Turkey is not an exception in declining the response rates over time as in most countries across the world. This decline is more visible for clusters with high socio-economic status in urban settlements. The reduced response in high socio-economic groups and resistance of remarkable response in low socio-economic groups may affect the reliability of estimates. For instance, the infant mortality rate which is on the decline since 1993, estimated at 13 per thousand in 2013, increased to 17 per thousand in 2018 Turkey Demographic and Health Survey (TDHS) while it declined to less than 10 per thousand according to the registration system. This result seems to be associated with an increasing part of interviewed households with low welfare. The primary objective of this study is to examine the effect of household welfare on response behavior. The data comes from the six nationwide repeated cross-sectional surveys conducted in the period 1993-2018. The descriptive findings showed that almost half of the interviews were completed in the clusters that achieved the median number of interviews in 1993, while it declined to 37 percent in 2018. Multivariate analyses that control for just household welfare found that low welfare level increases the odds of interviewing households up to 10.3 times in 2018. The final model that controls for the region, type of settlement, number of visits, number of eligible women, household size, number of children under five, and mean years of education estimated a remarkable effect, particularly for the last three surveys. These findings suggest several requirements such as taking steps to ease gaining cooperation with housing units that have high security, organising special training sessions focusing on nonresponse, sending prenotification letters to selected units, media activities designed to create awareness among households, and collecting para-data for nonrespondents.
Dr Jason Fields (U.S. Census Bureau) - Presenting Author
Mr David Hornick (U.S. Census Bureau)
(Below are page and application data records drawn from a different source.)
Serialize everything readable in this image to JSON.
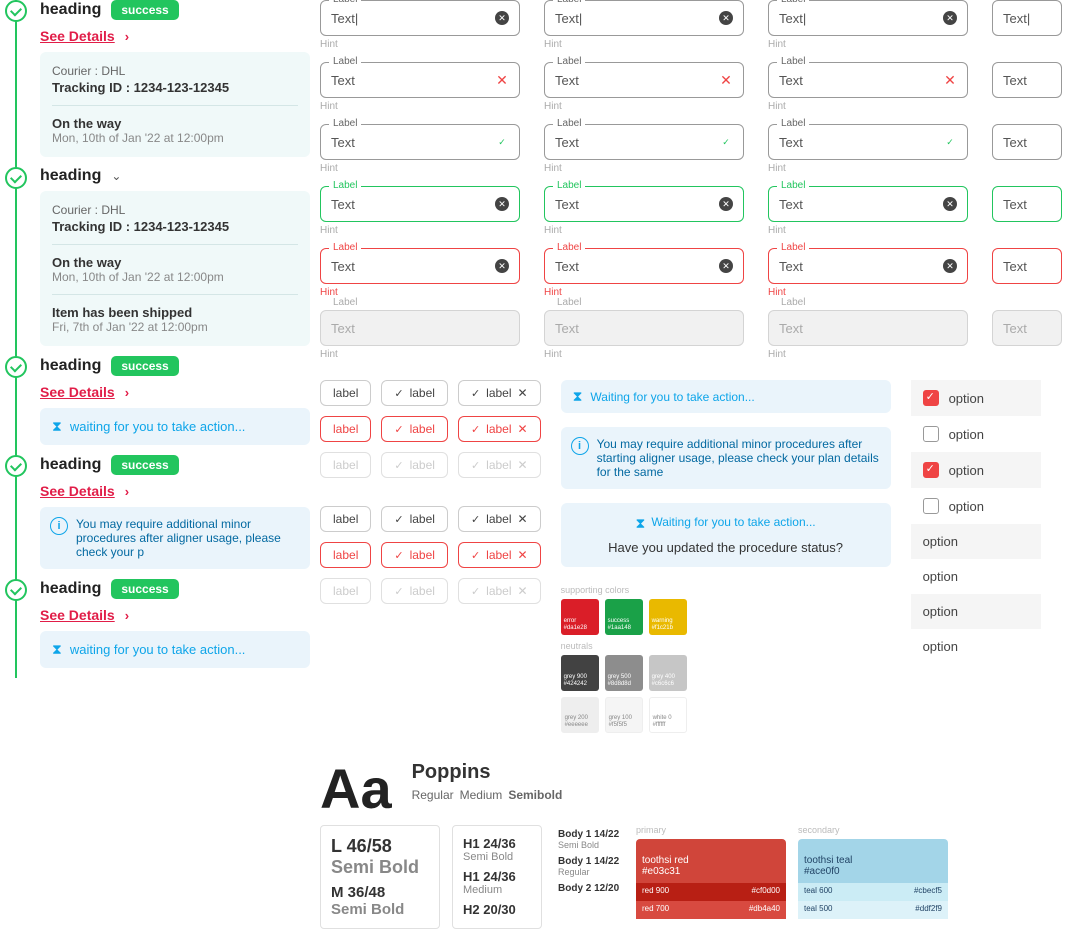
{
  "tracking": {
    "heading": "heading",
    "success_badge": "success",
    "see_details": "See Details",
    "courier_label": "Courier : DHL",
    "tracking_label": "Tracking ID : 1234-123-12345",
    "status1_title": "On the way",
    "status1_date": "Mon, 10th of Jan '22 at 12:00pm",
    "status2_title": "Item has been shipped",
    "status2_date": "Fri, 7th of Jan '22 at 12:00pm",
    "waiting_text": "waiting for you to take action...",
    "info_text": "You may require additional minor procedures after aligner usage, please check your p"
  },
  "field": {
    "label": "Label",
    "text": "Text",
    "text_cursor": "Text|",
    "hint": "Hint"
  },
  "chip": {
    "label": "label"
  },
  "messages": {
    "waiting": "Waiting for you to take action...",
    "info": "You may require additional minor procedures after starting aligner usage, please check your plan details for the same",
    "question": "Have you updated the procedure status?"
  },
  "options": {
    "label": "option"
  },
  "swatches": {
    "supporting": "supporting colors",
    "neutrals": "neutrals",
    "error": {
      "name": "error",
      "hex": "#da1e28"
    },
    "success": {
      "name": "success",
      "hex": "#1aa148"
    },
    "warning": {
      "name": "warning",
      "hex": "#f1c21b"
    },
    "grey900": {
      "name": "grey 900",
      "hex": "#424242"
    },
    "grey500": {
      "name": "grey 500",
      "hex": "#8d8d8d"
    },
    "grey400": {
      "name": "grey 400",
      "hex": "#c6c6c6"
    },
    "grey200": {
      "name": "grey 200",
      "hex": "#eeeeee"
    },
    "grey100": {
      "name": "grey 100",
      "hex": "#f5f5f5"
    },
    "white": {
      "name": "white 0",
      "hex": "#ffffff"
    }
  },
  "typo": {
    "aa": "Aa",
    "name": "Poppins",
    "w1": "Regular",
    "w2": "Medium",
    "w3": "Semibold",
    "l": "L 46/58",
    "semi": "Semi Bold",
    "m": "M 36/48",
    "h1": "H1 24/36",
    "h1s": "Semi Bold",
    "h1m": "H1 24/36",
    "h1ms": "Medium",
    "h2": "H2 20/30",
    "b1a": "Body 1 14/22",
    "b1as": "Semi Bold",
    "b1b": "Body 1 14/22",
    "b1bs": "Regular",
    "b2": "Body 2 12/20"
  },
  "colors": {
    "primary": "primary",
    "secondary": "secondary",
    "red": {
      "name": "toothsi red",
      "hex": "#e03c31"
    },
    "red900": {
      "name": "red 900",
      "hex": "#cf0d00"
    },
    "red700": {
      "name": "red 700",
      "hex": "#db4a40"
    },
    "teal": {
      "name": "toothsi teal",
      "hex": "#ace0f0"
    },
    "teal600": {
      "name": "teal 600",
      "hex": "#cbecf5"
    },
    "teal500": {
      "name": "teal 500",
      "hex": "#ddf2f9"
    }
  }
}
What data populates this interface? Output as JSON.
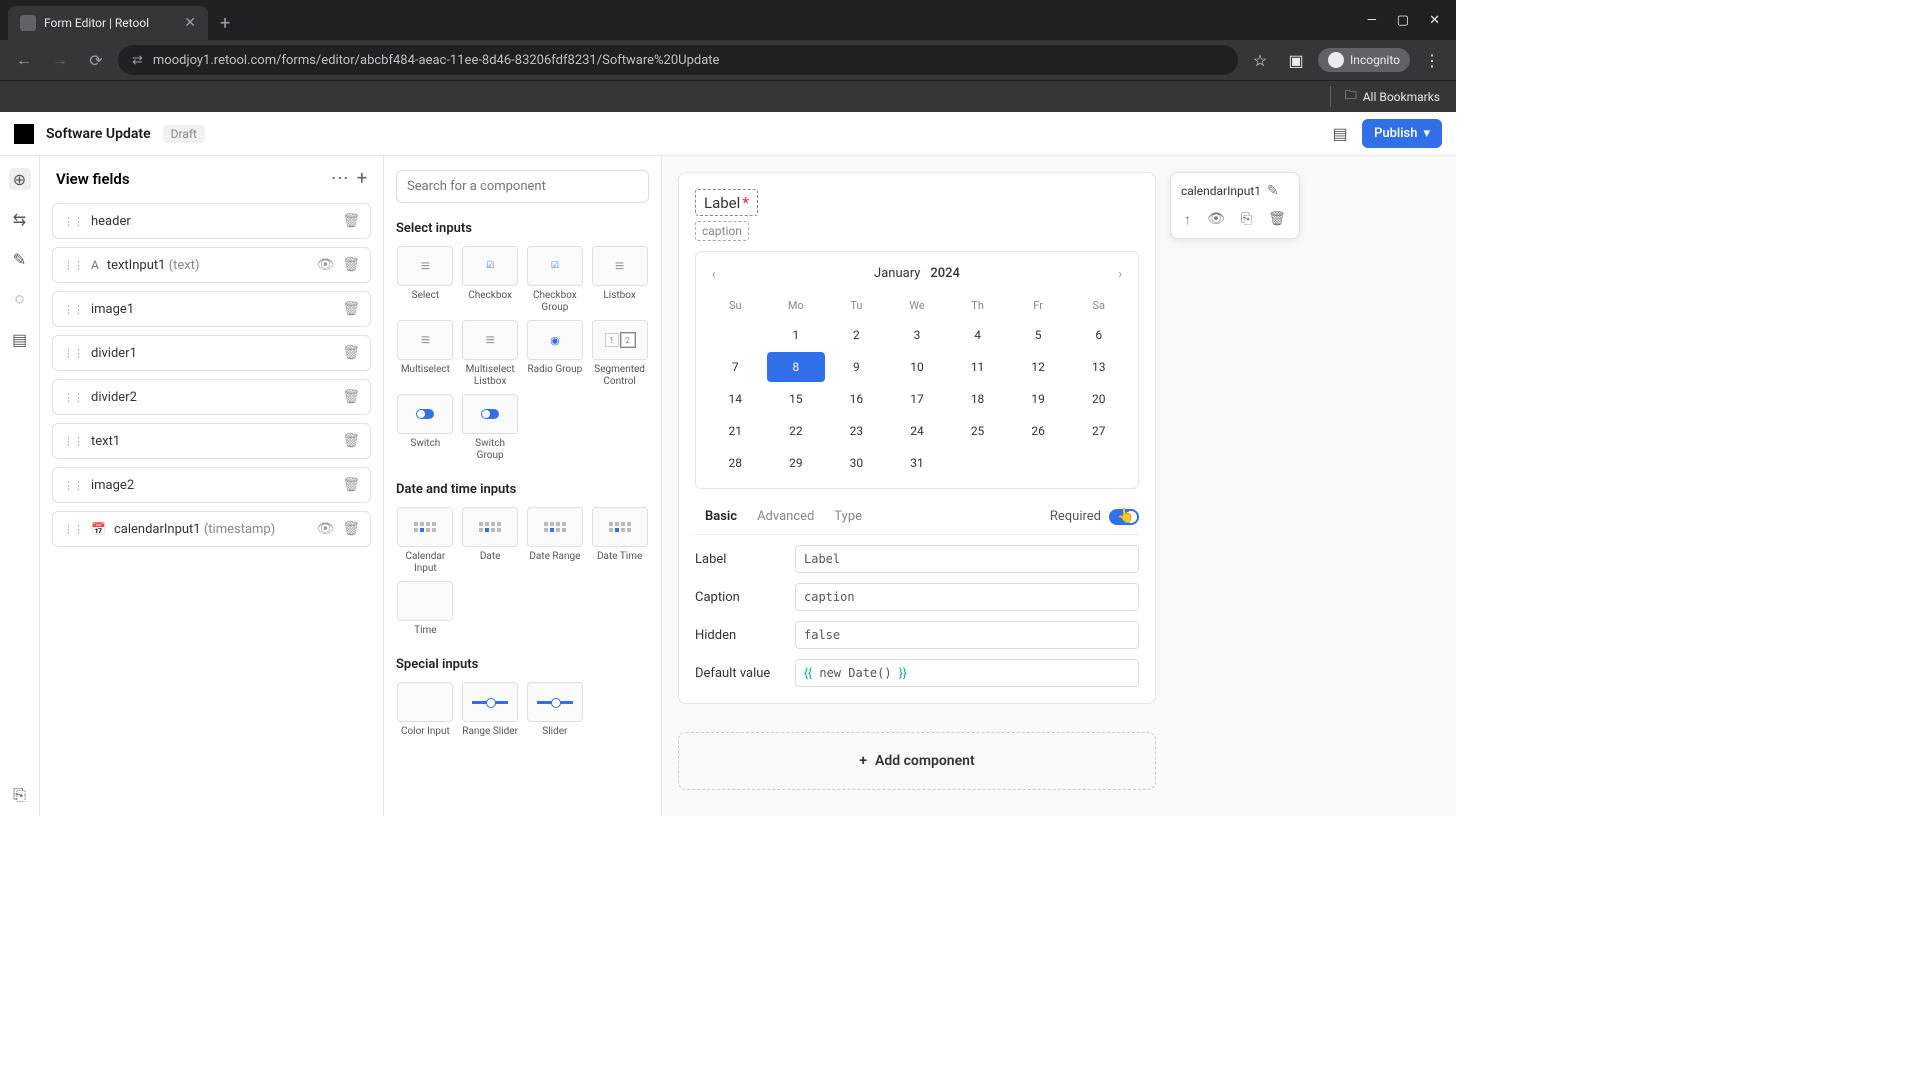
{
  "browser": {
    "tab_title": "Form Editor | Retool",
    "url": "moodjoy1.retool.com/forms/editor/abcbf484-aeac-11ee-8d46-83206fdf8231/Software%20Update",
    "incognito_label": "Incognito",
    "bookmarks_label": "All Bookmarks"
  },
  "app": {
    "title": "Software Update",
    "status": "Draft",
    "publish_label": "Publish"
  },
  "fields_panel": {
    "title": "View fields",
    "items": [
      {
        "label": "header",
        "meta": "",
        "icon": "",
        "visible": true
      },
      {
        "label": "textInput1",
        "meta": "(text)",
        "icon": "A",
        "visible": false
      },
      {
        "label": "image1",
        "meta": "",
        "icon": "",
        "visible": true
      },
      {
        "label": "divider1",
        "meta": "",
        "icon": "",
        "visible": true
      },
      {
        "label": "divider2",
        "meta": "",
        "icon": "",
        "visible": true
      },
      {
        "label": "text1",
        "meta": "",
        "icon": "",
        "visible": true
      },
      {
        "label": "image2",
        "meta": "",
        "icon": "",
        "visible": true
      },
      {
        "label": "calendarInput1",
        "meta": "(timestamp)",
        "icon": "📅",
        "visible": false
      }
    ]
  },
  "palette": {
    "search_placeholder": "Search for a component",
    "sections": [
      {
        "title": "Select inputs",
        "items": [
          "Select",
          "Checkbox",
          "Checkbox Group",
          "Listbox",
          "Multiselect",
          "Multiselect Listbox",
          "Radio Group",
          "Segmented Control",
          "Switch",
          "Switch Group"
        ]
      },
      {
        "title": "Date and time inputs",
        "items": [
          "Calendar Input",
          "Date",
          "Date Range",
          "Date Time",
          "Time"
        ]
      },
      {
        "title": "Special inputs",
        "items": [
          "Color Input",
          "Range Slider",
          "Slider"
        ]
      }
    ]
  },
  "preview": {
    "label": "Label",
    "caption": "caption",
    "calendar": {
      "month": "January",
      "year": "2024",
      "dow": [
        "Su",
        "Mo",
        "Tu",
        "We",
        "Th",
        "Fr",
        "Sa"
      ],
      "leading_blanks": 1,
      "days": 31,
      "selected": 8
    },
    "tabs": [
      "Basic",
      "Advanced",
      "Type"
    ],
    "active_tab": "Basic",
    "required_label": "Required",
    "required_on": true,
    "props": [
      {
        "label": "Label",
        "value": "Label"
      },
      {
        "label": "Caption",
        "value": "caption"
      },
      {
        "label": "Hidden",
        "value": "false"
      },
      {
        "label": "Default value",
        "value": "{{ new Date() }}",
        "template": true
      }
    ],
    "add_label": "Add component"
  },
  "floater": {
    "name": "calendarInput1"
  }
}
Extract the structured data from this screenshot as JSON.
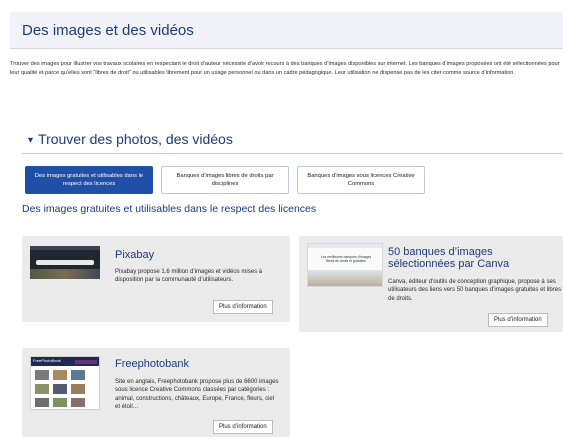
{
  "page_title": "Des images et des vidéos",
  "intro": "Trouver des images pour illustrer vos travaux scolaires en respectant le droit d’auteur nécessite d’avoir recours à des banques d’images disponibles sur internet. Les banques d’images proposées ont été sélectionnées pour leur qualité et parce qu’elles sont \"libres de droit\" ou utilisables librement pour un usage personnel ou dans un cadre pédagogique. Leur utilisation ne dispense pas de les citer comme source d’information.",
  "section": {
    "heading": "Trouver des photos, des vidéos",
    "caret": "▾"
  },
  "tabs": [
    {
      "label": "Des images gratuites et utilisables dans le respect des licences"
    },
    {
      "label": "Banques d’images libres de droits par disciplines"
    },
    {
      "label": "Banques d’images sous licences Creative Commons"
    }
  ],
  "sub_heading": "Des images gratuites et utilisables dans le respect des licences",
  "cards": [
    {
      "title": "Pixabay",
      "description": "Pixabay propose 1.6 million d’images et vidéos mises à disposition par la communauté d’utilisateurs.",
      "button": "Plus d’information"
    },
    {
      "title": "50 banques d’images sélectionnées par Canva",
      "description": "Canva, éditeur d’outils de conception graphique, propose à ses utilisateurs des liens vers 50 banques d’images gratuites et libres de droits.",
      "button": "Plus d’information",
      "thumb_heading": "Les meilleures banques d’images libres de droits et gratuites"
    },
    {
      "title": "Freephotobank",
      "description": "Site en anglais, Freephotobank propose plus de 6600 images sous licence Creative Commons classées par catégories : animal, constructions, châteaux, Europe, France, fleurs, ciel et étoil…",
      "button": "Plus d’information",
      "thumb_brand": "FreePhotoBank"
    }
  ],
  "colors": {
    "title_blue": "#1e3a7a",
    "tab_active": "#1f4fa6",
    "card_bg": "#ebebeb"
  }
}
The Census Household Pulse Survey (HPS), created as an experimental rapid-response to the COVID-19 pandemic, leverages electronic (email and SMS text) messaging to contact household members and internet collection to quickly provide information for emerging and quickly changing issues. While the design allows for the quick collection and dissemination of information and is based on a probability-based sample selection from a robust sampling frame, there are concerns over the response, coverage, and biases in the estimates (Peterson, Toribio, Farber, & Hornick, 2021). In some ways, there are similarities between opt-in non-probability samples and this type of low-response probability sample (Bradley et al., 2021; Nishimura, Wagner, & Elliott, 2016). While increasing nonresponse and related biases are not unique to surveys like the HPS (Brick & Williams, 2013; Kreuter, 2013), these concerns raise a critical need to evaluate and incorporate diagnostic measures for the assessment and correction for biases in estimates from this type of collection. Addressing theses quality concerns will be critical to advance the HPS type data-collection from the experimental realm to a more mainstream resource. This analysis combines administrative records at the individual and address level with survey responses and the sample frame to assess coverage and bias, and to propose adjustments to improve data quality. Based on the evaluation and correlates available at the frame level, we consider bias minimizing adjustments to sampling and weighting. Measures like the ddc framework (Meng, 2018) for single dimensions or (Little, West, Boonstra, & Hu, 2020) may provide the necessary tools for evaluating, adjusting, and increasing the confidence in measures generated from data sources like the HPS. This evaluation will have broad applicability as more mainstream household surveys continue to also experience declining response and likely increasing selection and response biases.